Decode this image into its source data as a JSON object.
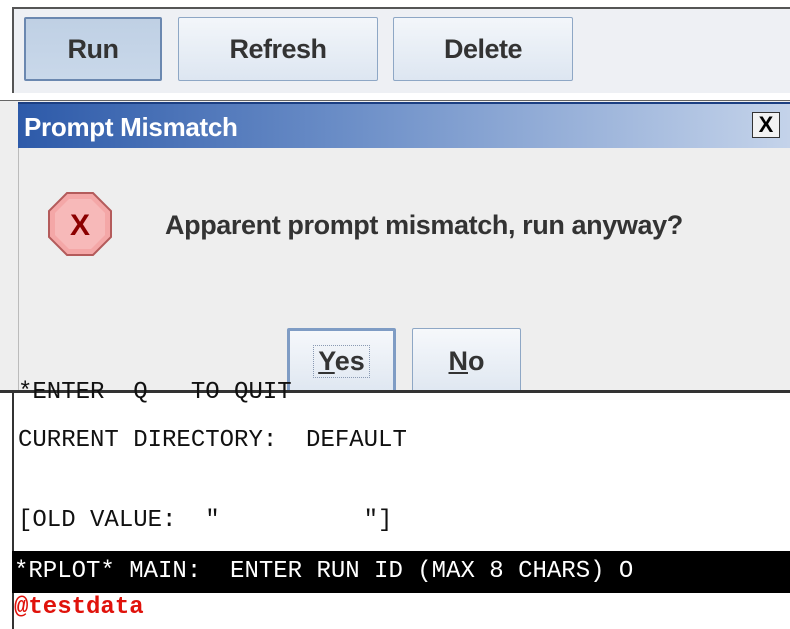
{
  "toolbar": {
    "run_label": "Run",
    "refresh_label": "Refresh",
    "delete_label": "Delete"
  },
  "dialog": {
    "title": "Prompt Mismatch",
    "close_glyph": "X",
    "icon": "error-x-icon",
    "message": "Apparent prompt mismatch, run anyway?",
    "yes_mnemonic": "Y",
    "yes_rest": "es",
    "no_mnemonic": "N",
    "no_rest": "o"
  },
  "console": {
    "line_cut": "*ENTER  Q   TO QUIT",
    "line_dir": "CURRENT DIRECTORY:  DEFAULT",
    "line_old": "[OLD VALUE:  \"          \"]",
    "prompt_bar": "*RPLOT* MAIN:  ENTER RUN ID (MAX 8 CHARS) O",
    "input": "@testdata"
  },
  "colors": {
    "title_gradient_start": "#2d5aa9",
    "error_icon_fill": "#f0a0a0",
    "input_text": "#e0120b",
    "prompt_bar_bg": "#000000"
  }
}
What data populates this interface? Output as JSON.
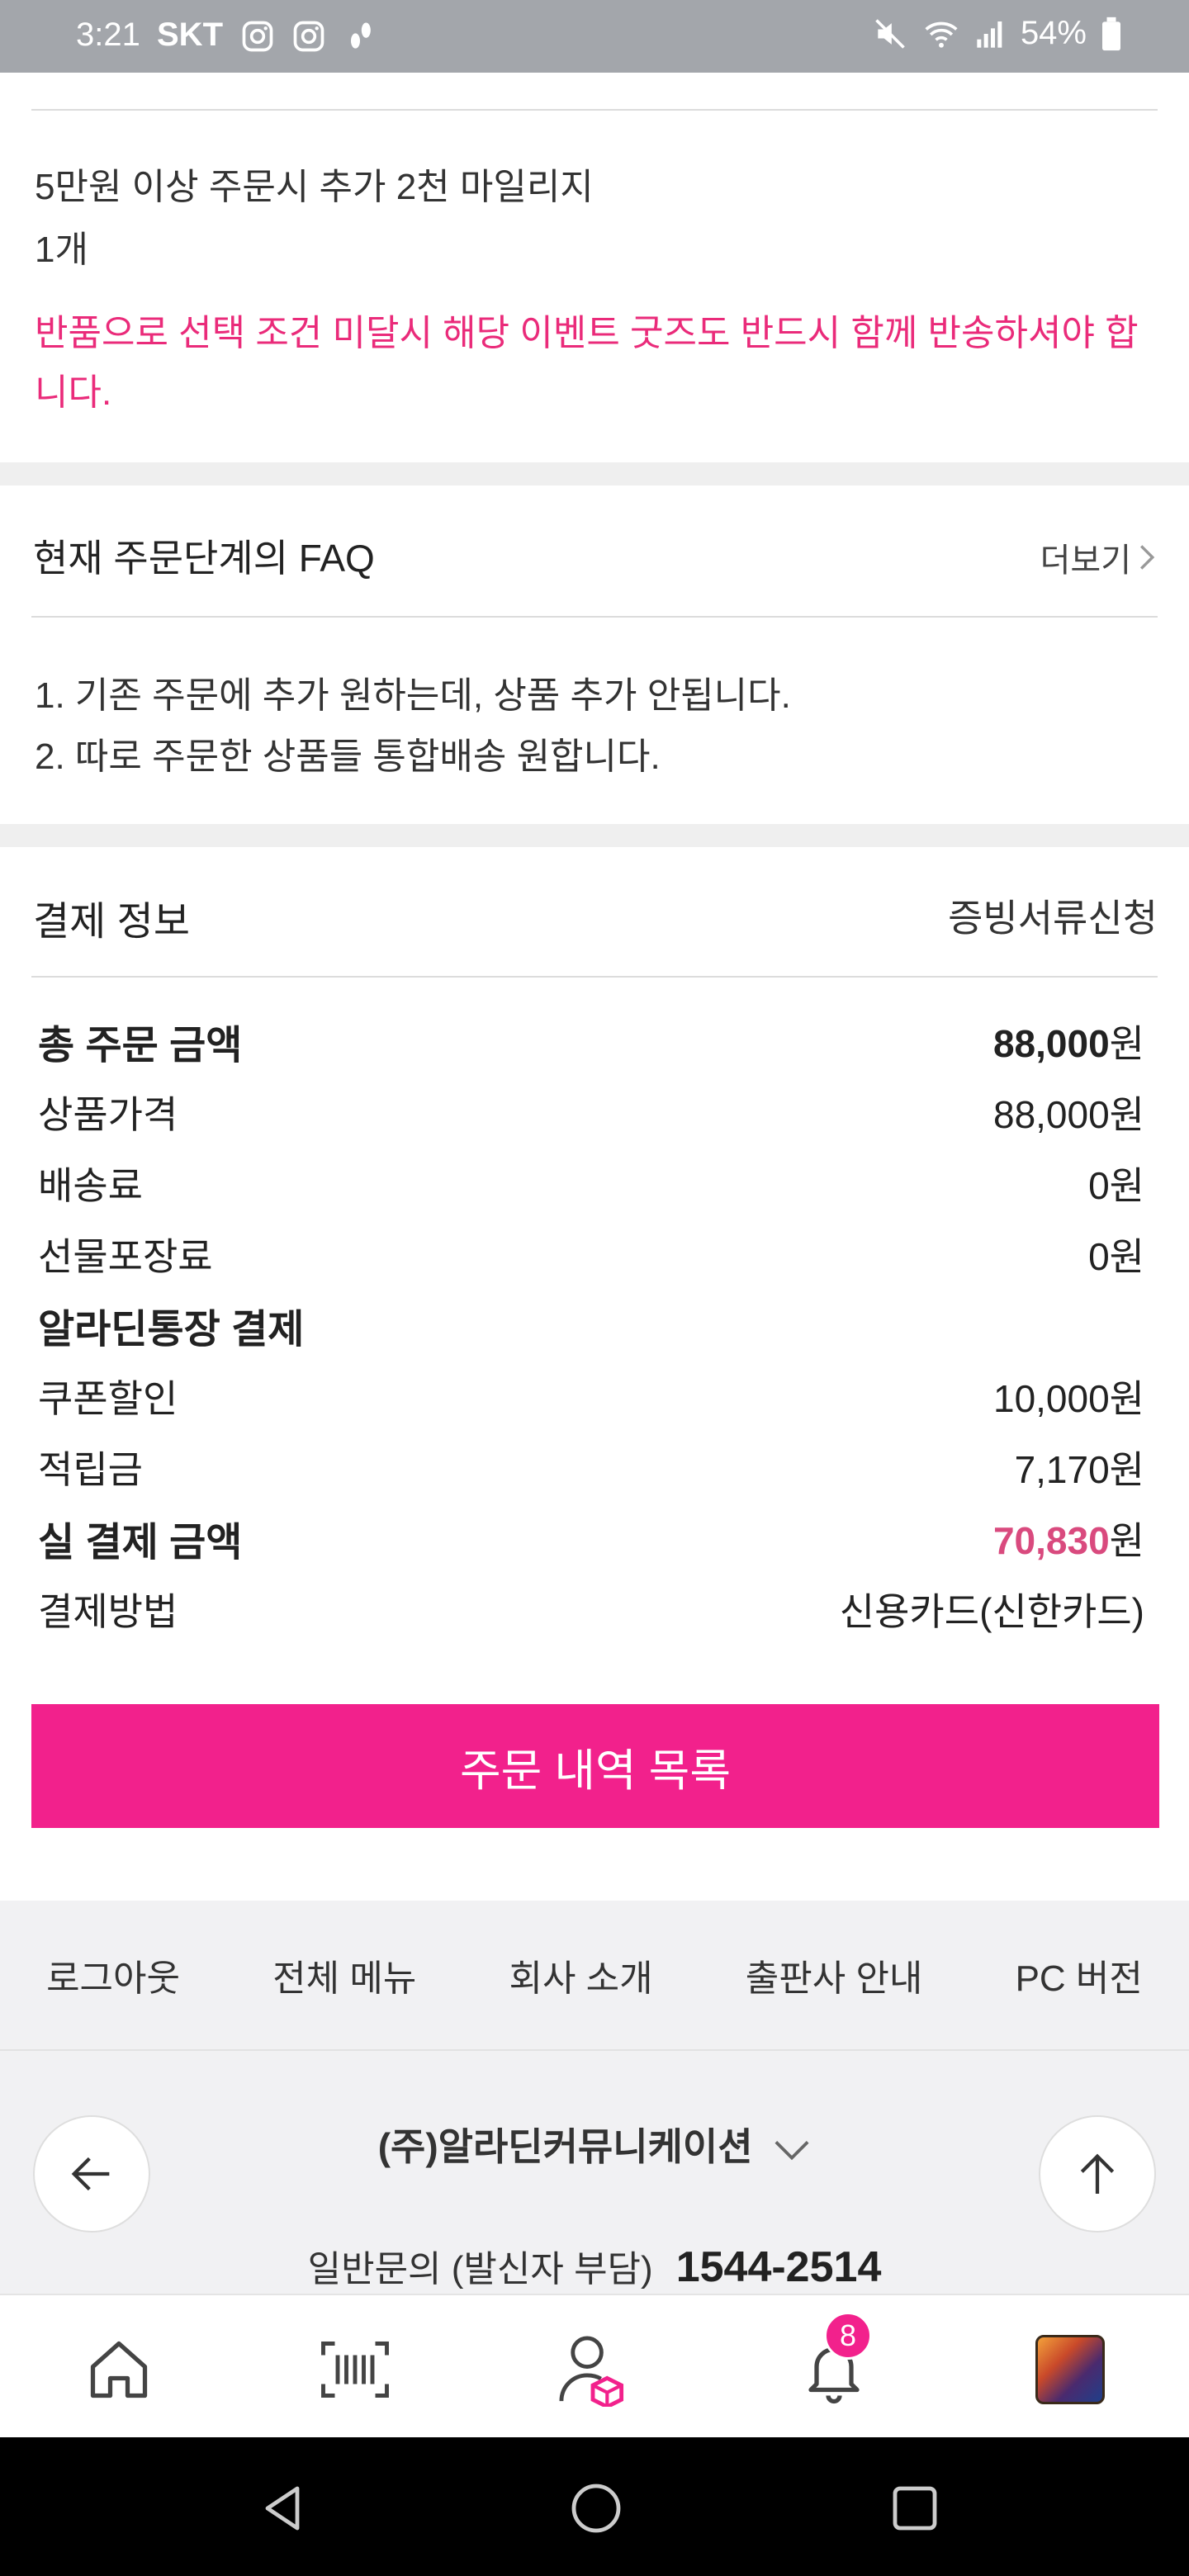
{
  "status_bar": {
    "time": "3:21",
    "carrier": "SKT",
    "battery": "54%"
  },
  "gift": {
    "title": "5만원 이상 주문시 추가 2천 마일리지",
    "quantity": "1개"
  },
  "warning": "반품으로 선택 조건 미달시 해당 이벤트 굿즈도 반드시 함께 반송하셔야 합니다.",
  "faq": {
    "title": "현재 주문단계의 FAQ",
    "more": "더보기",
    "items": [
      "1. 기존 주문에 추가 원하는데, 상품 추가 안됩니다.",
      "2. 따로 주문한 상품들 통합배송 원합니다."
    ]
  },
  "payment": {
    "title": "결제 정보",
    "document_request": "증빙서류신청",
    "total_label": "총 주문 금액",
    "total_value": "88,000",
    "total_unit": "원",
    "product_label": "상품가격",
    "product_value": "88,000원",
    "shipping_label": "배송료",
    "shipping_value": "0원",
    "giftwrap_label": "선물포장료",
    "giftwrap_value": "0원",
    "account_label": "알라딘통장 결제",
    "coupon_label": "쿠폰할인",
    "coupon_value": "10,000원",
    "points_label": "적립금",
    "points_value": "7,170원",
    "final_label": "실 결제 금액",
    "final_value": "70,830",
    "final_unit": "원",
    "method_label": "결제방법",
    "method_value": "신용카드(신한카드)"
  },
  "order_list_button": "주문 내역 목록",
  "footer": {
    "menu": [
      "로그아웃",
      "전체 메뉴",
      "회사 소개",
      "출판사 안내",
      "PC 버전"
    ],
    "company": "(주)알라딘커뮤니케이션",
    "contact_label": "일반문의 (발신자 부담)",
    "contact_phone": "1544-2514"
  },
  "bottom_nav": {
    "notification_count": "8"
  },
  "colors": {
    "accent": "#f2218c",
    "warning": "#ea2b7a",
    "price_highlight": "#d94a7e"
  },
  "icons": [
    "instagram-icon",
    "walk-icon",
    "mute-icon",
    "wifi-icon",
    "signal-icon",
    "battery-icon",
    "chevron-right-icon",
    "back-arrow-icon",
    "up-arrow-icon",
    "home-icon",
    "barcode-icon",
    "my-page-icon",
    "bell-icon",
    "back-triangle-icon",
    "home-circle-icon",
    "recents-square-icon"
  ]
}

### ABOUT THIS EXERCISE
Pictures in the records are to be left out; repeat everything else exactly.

### SOLUTION FOR THIS PROBLEM
Decode this image into its source data as a JSON object.
{
  "toolbar": {
    "run_label": "Run",
    "refresh_label": "Refresh",
    "delete_label": "Delete"
  },
  "dialog": {
    "title": "Prompt Mismatch",
    "close_glyph": "X",
    "icon": "error-x-icon",
    "message": "Apparent prompt mismatch, run anyway?",
    "yes_mnemonic": "Y",
    "yes_rest": "es",
    "no_mnemonic": "N",
    "no_rest": "o"
  },
  "console": {
    "line_cut": "*ENTER  Q   TO QUIT",
    "line_dir": "CURRENT DIRECTORY:  DEFAULT",
    "line_old": "[OLD VALUE:  \"          \"]",
    "prompt_bar": "*RPLOT* MAIN:  ENTER RUN ID (MAX 8 CHARS) O",
    "input": "@testdata"
  },
  "colors": {
    "title_gradient_start": "#2d5aa9",
    "error_icon_fill": "#f0a0a0",
    "input_text": "#e0120b",
    "prompt_bar_bg": "#000000"
  }
}
What data populates this interface? Output as JSON.
{
  "status_bar": {
    "time": "3:21",
    "carrier": "SKT",
    "battery": "54%"
  },
  "gift": {
    "title": "5만원 이상 주문시 추가 2천 마일리지",
    "quantity": "1개"
  },
  "warning": "반품으로 선택 조건 미달시 해당 이벤트 굿즈도 반드시 함께 반송하셔야 합니다.",
  "faq": {
    "title": "현재 주문단계의 FAQ",
    "more": "더보기",
    "items": [
      "1. 기존 주문에 추가 원하는데, 상품 추가 안됩니다.",
      "2. 따로 주문한 상품들 통합배송 원합니다."
    ]
  },
  "payment": {
    "title": "결제 정보",
    "document_request": "증빙서류신청",
    "total_label": "총 주문 금액",
    "total_value": "88,000",
    "total_unit": "원",
    "product_label": "상품가격",
    "product_value": "88,000원",
    "shipping_label": "배송료",
    "shipping_value": "0원",
    "giftwrap_label": "선물포장료",
    "giftwrap_value": "0원",
    "account_label": "알라딘통장 결제",
    "coupon_label": "쿠폰할인",
    "coupon_value": "10,000원",
    "points_label": "적립금",
    "points_value": "7,170원",
    "final_label": "실 결제 금액",
    "final_value": "70,830",
    "final_unit": "원",
    "method_label": "결제방법",
    "method_value": "신용카드(신한카드)"
  },
  "order_list_button": "주문 내역 목록",
  "footer": {
    "menu": [
      "로그아웃",
      "전체 메뉴",
      "회사 소개",
      "출판사 안내",
      "PC 버전"
    ],
    "company": "(주)알라딘커뮤니케이션",
    "contact_label": "일반문의 (발신자 부담)",
    "contact_phone": "1544-2514"
  },
  "bottom_nav": {
    "notification_count": "8"
  },
  "colors": {
    "accent": "#f2218c",
    "warning": "#ea2b7a",
    "price_highlight": "#d94a7e"
  },
  "icons": [
    "instagram-icon",
    "walk-icon",
    "mute-icon",
    "wifi-icon",
    "signal-icon",
    "battery-icon",
    "chevron-right-icon",
    "back-arrow-icon",
    "up-arrow-icon",
    "home-icon",
    "barcode-icon",
    "my-page-icon",
    "bell-icon",
    "back-triangle-icon",
    "home-circle-icon",
    "recents-square-icon"
  ]
}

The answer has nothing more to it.